Problem description -
Report each line of the data that has "Daily" somewhere in it.

--- Data listing Enclosed Below ---

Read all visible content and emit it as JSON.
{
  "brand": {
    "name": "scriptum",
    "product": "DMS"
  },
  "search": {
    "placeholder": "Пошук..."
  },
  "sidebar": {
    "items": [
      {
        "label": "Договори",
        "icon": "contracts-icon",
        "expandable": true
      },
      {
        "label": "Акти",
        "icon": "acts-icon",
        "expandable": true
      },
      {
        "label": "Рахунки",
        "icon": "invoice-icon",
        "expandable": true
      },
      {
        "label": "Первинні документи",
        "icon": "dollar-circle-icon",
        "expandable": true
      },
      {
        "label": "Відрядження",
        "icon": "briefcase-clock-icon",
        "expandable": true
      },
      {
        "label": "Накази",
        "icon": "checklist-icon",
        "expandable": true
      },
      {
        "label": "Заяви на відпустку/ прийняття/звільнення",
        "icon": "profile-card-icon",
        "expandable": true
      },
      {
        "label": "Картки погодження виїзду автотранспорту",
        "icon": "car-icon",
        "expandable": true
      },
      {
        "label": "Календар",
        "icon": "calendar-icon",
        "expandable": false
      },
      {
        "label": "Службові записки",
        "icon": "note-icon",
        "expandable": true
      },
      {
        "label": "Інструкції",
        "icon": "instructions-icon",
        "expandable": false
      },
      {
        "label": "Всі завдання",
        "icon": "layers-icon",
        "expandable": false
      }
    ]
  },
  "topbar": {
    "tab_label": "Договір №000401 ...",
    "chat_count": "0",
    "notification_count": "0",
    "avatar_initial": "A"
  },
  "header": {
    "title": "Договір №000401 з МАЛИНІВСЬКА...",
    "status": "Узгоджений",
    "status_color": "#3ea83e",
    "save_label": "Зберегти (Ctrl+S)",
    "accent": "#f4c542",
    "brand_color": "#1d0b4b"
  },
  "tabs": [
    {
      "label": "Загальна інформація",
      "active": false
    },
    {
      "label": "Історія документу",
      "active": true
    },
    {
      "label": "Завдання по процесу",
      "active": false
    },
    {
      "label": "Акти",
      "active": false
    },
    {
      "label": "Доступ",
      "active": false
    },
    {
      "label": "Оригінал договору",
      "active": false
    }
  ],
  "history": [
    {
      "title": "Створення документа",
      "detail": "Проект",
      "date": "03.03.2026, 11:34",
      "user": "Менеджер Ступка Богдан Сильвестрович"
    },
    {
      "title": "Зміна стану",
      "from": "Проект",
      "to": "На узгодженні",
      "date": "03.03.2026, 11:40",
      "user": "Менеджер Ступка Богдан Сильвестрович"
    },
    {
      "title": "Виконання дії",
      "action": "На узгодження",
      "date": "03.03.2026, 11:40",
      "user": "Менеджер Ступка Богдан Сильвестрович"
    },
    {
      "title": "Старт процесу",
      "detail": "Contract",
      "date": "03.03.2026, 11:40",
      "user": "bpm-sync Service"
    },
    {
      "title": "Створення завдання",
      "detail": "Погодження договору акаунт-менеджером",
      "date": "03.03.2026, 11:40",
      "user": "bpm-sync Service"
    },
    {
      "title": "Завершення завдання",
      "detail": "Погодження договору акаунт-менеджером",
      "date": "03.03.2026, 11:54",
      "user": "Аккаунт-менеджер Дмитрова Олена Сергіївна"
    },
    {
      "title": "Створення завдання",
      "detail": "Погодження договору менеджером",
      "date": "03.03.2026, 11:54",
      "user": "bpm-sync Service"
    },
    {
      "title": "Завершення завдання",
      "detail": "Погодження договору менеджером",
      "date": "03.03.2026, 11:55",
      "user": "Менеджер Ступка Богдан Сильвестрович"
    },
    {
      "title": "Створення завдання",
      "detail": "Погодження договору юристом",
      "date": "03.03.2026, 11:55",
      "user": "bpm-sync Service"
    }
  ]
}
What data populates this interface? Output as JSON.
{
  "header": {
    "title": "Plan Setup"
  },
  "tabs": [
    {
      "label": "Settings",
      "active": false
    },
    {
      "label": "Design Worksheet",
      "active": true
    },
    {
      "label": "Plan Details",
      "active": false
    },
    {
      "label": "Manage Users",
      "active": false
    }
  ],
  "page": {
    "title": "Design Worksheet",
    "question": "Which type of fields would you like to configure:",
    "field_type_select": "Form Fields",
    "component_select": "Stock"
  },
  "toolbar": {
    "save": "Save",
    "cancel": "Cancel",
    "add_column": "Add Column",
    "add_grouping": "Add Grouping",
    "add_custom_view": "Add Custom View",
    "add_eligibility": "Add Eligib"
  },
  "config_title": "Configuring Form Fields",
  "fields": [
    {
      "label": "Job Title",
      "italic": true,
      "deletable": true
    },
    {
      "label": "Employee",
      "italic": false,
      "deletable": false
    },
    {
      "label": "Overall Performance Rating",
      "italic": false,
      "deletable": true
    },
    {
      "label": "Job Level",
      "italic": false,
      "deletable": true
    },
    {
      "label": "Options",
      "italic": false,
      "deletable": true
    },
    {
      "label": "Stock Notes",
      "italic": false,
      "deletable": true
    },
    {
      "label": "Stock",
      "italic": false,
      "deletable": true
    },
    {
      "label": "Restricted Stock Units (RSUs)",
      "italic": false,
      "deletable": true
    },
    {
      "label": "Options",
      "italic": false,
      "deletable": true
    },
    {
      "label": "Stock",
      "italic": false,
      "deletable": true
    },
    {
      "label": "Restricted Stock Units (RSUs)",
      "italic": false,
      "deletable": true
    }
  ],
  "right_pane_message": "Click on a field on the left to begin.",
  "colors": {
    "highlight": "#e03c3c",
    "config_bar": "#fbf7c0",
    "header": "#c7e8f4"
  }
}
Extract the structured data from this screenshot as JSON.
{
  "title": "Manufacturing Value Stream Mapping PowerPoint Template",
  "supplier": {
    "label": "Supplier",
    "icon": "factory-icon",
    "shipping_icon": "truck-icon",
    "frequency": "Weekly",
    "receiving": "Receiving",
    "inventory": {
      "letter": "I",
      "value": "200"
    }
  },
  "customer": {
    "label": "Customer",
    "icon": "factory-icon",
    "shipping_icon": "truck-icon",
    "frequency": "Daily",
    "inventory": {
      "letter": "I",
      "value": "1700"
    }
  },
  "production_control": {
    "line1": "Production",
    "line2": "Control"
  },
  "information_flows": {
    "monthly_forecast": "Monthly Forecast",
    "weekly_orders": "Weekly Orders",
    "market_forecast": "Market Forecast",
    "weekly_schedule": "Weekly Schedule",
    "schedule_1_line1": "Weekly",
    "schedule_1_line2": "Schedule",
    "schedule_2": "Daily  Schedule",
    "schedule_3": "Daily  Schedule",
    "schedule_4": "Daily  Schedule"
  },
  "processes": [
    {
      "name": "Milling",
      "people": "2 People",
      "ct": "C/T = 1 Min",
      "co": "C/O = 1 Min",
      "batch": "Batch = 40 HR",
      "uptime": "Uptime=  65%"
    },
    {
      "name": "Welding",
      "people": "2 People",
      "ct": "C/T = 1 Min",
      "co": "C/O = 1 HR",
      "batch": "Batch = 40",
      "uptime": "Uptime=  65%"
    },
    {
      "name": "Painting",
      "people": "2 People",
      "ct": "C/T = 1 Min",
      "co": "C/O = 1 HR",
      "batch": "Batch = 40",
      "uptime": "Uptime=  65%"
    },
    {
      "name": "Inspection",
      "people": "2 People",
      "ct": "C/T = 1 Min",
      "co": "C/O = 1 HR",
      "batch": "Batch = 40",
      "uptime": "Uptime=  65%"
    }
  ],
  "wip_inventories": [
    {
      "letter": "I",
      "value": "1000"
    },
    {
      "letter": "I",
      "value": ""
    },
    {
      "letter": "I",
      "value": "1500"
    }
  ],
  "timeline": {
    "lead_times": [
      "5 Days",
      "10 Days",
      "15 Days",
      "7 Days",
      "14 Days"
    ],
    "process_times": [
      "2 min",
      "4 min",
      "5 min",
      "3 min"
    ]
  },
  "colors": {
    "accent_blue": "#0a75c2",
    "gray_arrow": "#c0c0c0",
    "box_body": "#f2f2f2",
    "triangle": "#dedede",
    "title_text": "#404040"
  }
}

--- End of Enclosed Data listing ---

Solution for this problem -
    "frequency": "Daily",
    "schedule_2": "Daily  Schedule",
    "schedule_3": "Daily  Schedule",
    "schedule_4": "Daily  Schedule"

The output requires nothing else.